→ **EXERCISE OBJECTIVE**
Could the data below be retyped exactly, without its pictures?

→ **Web page and app entries**
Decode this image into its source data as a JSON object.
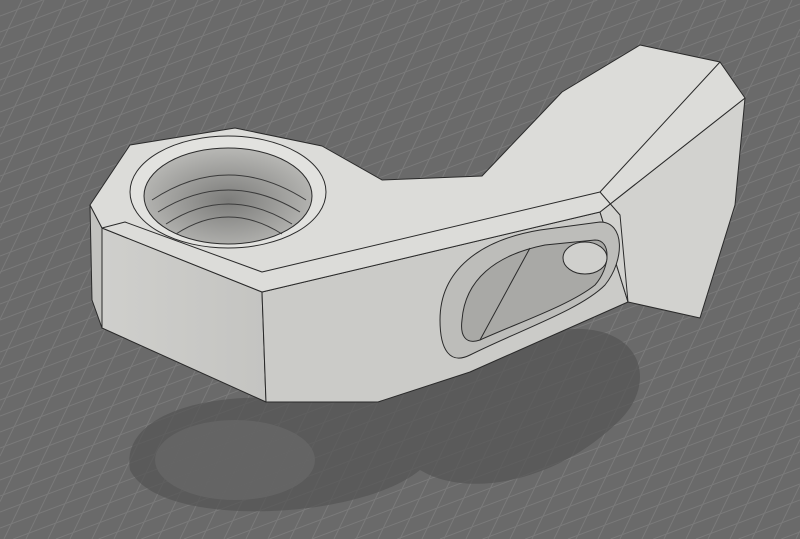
{
  "viewport": {
    "background_color": "#6a6a6a",
    "grid_color": "#7a7a7a",
    "part_top_color": "#d9d9d6",
    "part_side_color": "#c9c9c6",
    "edge_color": "#2a2a2a"
  }
}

→ **ANSWER BOX**
Decode this image into its source data as a JSON object.
{
  "viewport": {
    "background_color": "#6a6a6a",
    "grid_color": "#7a7a7a",
    "part_top_color": "#d9d9d6",
    "part_side_color": "#c9c9c6",
    "edge_color": "#2a2a2a"
  }
}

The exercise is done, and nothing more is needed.